To use round, overly simplistic numbers: an investor owns 1 million shares of a company with 100 million shares outstanding. The CEO exercises options for 10 million shares, meaning there are now 110 million shares outstanding. The investor’s stake has shrunk from 1% of the company (1 million /100 million) to 0.909% (1 million/110 million).
As with taxes, interest on the earnings statement and cash paid for interest are not necessarily the same thing.

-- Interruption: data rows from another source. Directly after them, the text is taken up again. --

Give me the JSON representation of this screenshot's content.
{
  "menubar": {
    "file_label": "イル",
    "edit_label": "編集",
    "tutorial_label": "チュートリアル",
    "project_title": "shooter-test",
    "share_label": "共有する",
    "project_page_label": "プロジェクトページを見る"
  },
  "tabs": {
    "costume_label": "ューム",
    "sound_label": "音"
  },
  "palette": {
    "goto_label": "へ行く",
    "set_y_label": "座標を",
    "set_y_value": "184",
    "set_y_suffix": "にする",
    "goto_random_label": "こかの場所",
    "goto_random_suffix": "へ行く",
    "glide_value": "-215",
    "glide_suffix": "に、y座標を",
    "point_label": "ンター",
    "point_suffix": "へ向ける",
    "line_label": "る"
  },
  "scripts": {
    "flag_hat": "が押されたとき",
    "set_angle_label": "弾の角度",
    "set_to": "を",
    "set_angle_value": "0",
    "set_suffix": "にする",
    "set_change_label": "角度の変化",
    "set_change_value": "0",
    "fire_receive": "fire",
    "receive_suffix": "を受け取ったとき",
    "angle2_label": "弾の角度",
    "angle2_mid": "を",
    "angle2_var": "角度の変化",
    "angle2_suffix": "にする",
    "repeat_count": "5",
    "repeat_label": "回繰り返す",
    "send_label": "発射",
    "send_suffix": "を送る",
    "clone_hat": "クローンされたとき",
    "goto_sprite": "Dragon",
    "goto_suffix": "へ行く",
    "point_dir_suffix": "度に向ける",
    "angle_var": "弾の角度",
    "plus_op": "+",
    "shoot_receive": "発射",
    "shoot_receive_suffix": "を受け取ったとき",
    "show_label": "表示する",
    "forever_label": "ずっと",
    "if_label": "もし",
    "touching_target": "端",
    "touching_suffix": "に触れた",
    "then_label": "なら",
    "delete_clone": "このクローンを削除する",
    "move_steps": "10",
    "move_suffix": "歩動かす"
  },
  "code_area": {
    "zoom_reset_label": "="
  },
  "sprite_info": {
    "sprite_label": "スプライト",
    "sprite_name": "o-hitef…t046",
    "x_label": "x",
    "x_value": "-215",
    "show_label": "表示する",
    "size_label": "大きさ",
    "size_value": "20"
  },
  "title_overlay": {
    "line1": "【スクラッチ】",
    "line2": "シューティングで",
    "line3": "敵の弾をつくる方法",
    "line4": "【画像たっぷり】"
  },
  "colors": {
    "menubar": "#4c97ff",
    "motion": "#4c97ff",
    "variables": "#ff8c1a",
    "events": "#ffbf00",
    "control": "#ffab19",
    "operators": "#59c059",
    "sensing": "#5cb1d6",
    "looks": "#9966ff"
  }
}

For instance, if bonds are issued at a discount to their face value, that discount is amortized over time, and the amortized figure is added to reported interest expense even though the company is not actually paying that cash out.
The exact length of the period depends on the type of asset.